• | 11:00 am

Integrating sustainability into cultural development could slash carbon footprint by 1.3 million tons in GCC

GCC's green cultural assets could draw an extra 8 million tourists to the region by 2030

Integrating sustainability into cultural development could slash carbon footprint by 1.3 million tons in GCC
[Source photo: Anvita Gupta/Fast Company Middle East]

The growing cultural scene, concerts, movies, theaters, and museums in the GCC countries offer an opportunity to bring together culture and sustainability. These assets play an important role in preserving the region’s heritage and identity and in attracting millions of tourists each year. 

The scale of change could attract foreign direct investment (FDI) into the region as an arts and culture destination for citizens, residents, and visitors. 

According to a new report, GCC cultural leaders can set a global example by integrating leading practices and the most exacting sustainability standards into their cultural infrastructure and events.

Investing in sustainable cultural assets is a win-win for the GCC, according to a new report by Strategy& Middle East, a part of the PwC network, where the region could cut carbon emissions by 1.3 million tons, the equivalent of removing 320,000 cars from the roads annually.

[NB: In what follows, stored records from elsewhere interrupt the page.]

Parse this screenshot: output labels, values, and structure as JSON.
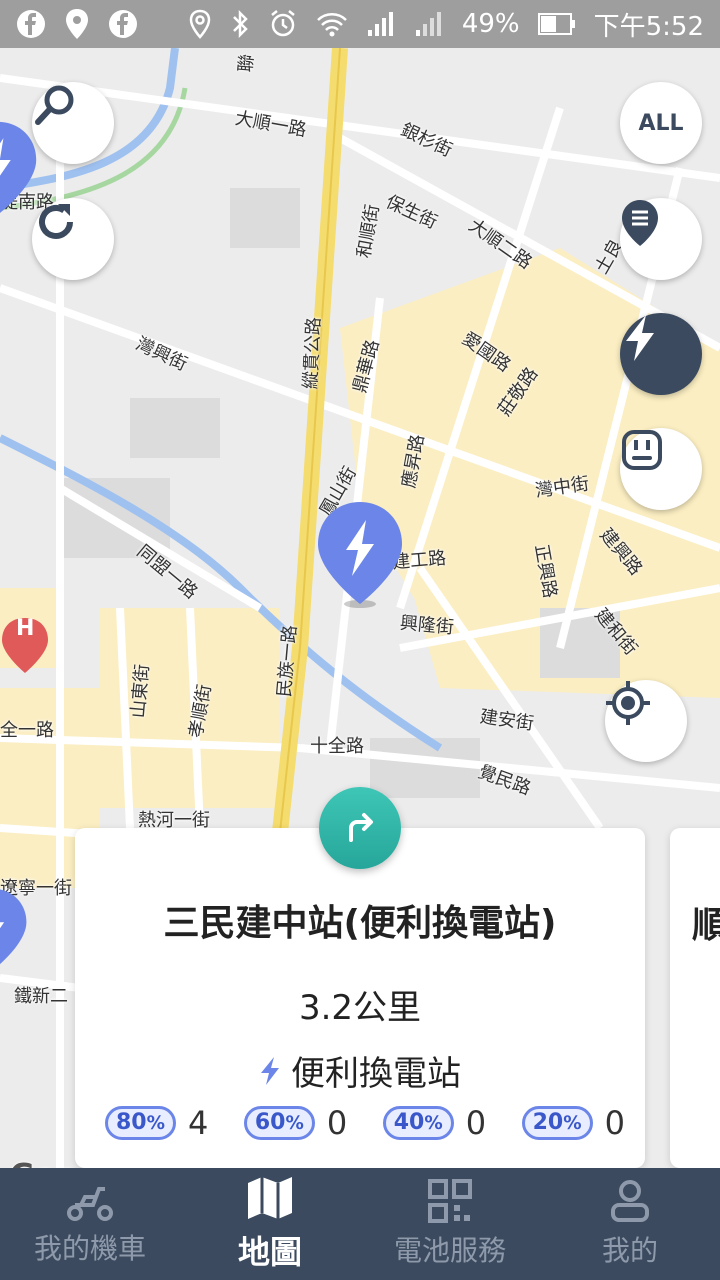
{
  "status_bar": {
    "battery": "49%",
    "time": "下午5:52"
  },
  "map": {
    "streets": [
      "大順一路",
      "銀杉街",
      "保生街",
      "大順二路",
      "和順街",
      "土良",
      "灣興街",
      "鼎華路",
      "愛國路",
      "莊敬路",
      "縱貫公路",
      "鳳山街",
      "應昇路",
      "灣中街",
      "建興路",
      "同盟一路",
      "建工路",
      "正興路",
      "興隆街",
      "建和街",
      "民族一路",
      "山東街",
      "孝順街",
      "建安街",
      "十全路",
      "覺民路",
      "熱河一街",
      "遼寧一街",
      "鐵新二",
      "全一路",
      "堤南路",
      "聯"
    ],
    "hospital_label": "H",
    "google_label": "Goo"
  },
  "controls": {
    "all_label": "ALL"
  },
  "card": {
    "title": "三民建中站(便利換電站)",
    "distance": "3.2公里",
    "type": "便利換電站",
    "batteries": [
      {
        "level": "80",
        "unit": "%",
        "count": "4"
      },
      {
        "level": "60",
        "unit": "%",
        "count": "0"
      },
      {
        "level": "40",
        "unit": "%",
        "count": "0"
      },
      {
        "level": "20",
        "unit": "%",
        "count": "0"
      }
    ],
    "peek_title": "順"
  },
  "nav": {
    "items": [
      {
        "label": "我的機車"
      },
      {
        "label": "地圖"
      },
      {
        "label": "電池服務"
      },
      {
        "label": "我的"
      }
    ]
  },
  "colors": {
    "accent": "#3b4a5e",
    "teal": "#26a69a",
    "pin": "#6b86e8",
    "road_main": "#f5dc6e",
    "block": "#fbeec2"
  }
}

This can be done through implementing green methods and technologies in the development of new cultural assets.

The report, titled A Sustainable and Inclusive Cultural Renaissance for the Middle East, noted that Saudi Arabia, which plans to invest $100 billion in cultural projects, could lead this transformative effort.

“Within the context of the region’s ambitious net-zero agendas, GCC cultural leaders have a unique opportunity to put the region in the global vanguard by bringing together culture and sustainability,” said Yahya Anouti, a partner at Strategy& Middle East.

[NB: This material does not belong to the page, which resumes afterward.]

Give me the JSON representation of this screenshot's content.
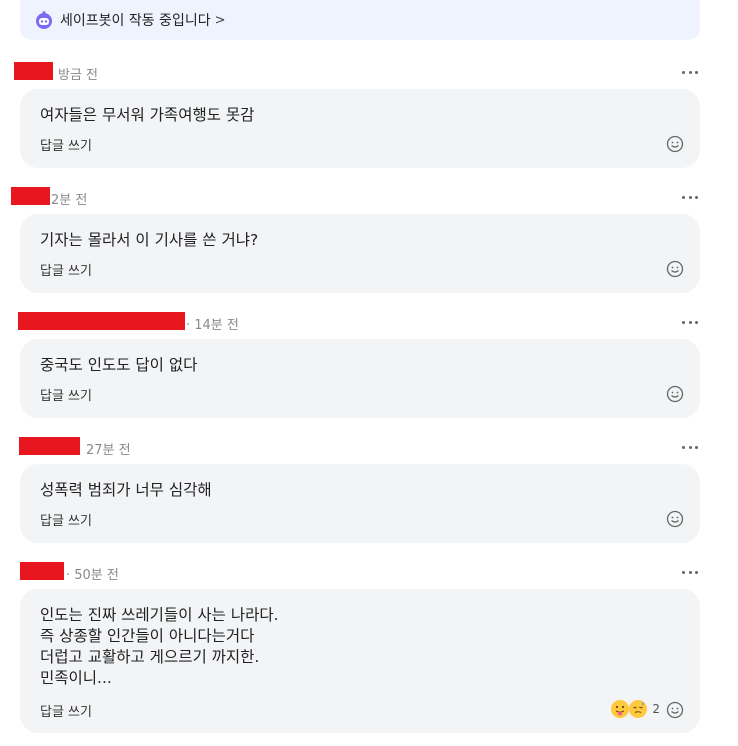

Investing in these sustainable construction methods could also yield substantial savings by 2030. GCC countries could save nearly $14 billion in capital and operating expenses over the lifecycle of their cultural infrastructure.

“A collaborative approach that involves communities in the development of cultural assets could lead to outcomes such as social inclusion, physical regeneration, sustainable development, and job creation,” said Nay Abi Ramia, principal at Strategy& Middle East.  

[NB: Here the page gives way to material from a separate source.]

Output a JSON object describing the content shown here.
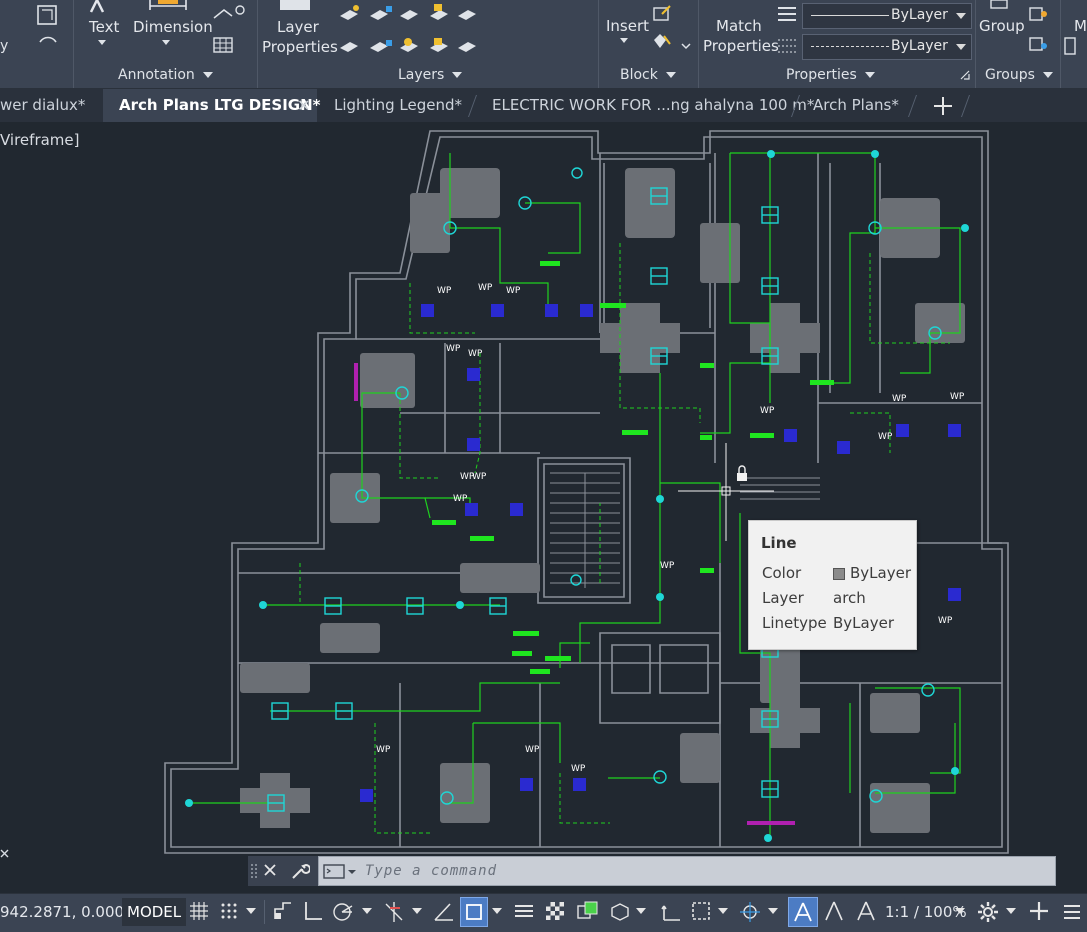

In addition to saving money, sustainable cultural assets could help GCC countries reduce their greenhouse gas emissions by over 600,000 metric tons annually. This could be achieved by hosting cultural events and film productions more sustainably.

But the benefits of sustainable cultural development don’t end there. 

The report also found that sustainable cultural assets could attract an extra 8 million tourists to the region by 2030.

The report suggests different ways of integrating sustainability into cultural development, which include incorporating sustainability into design, facilitating investments in cultural ESG projects, using the arts to promote sustainability, preserving cultural heritage, and providing financial support to artists.

More Top Stories: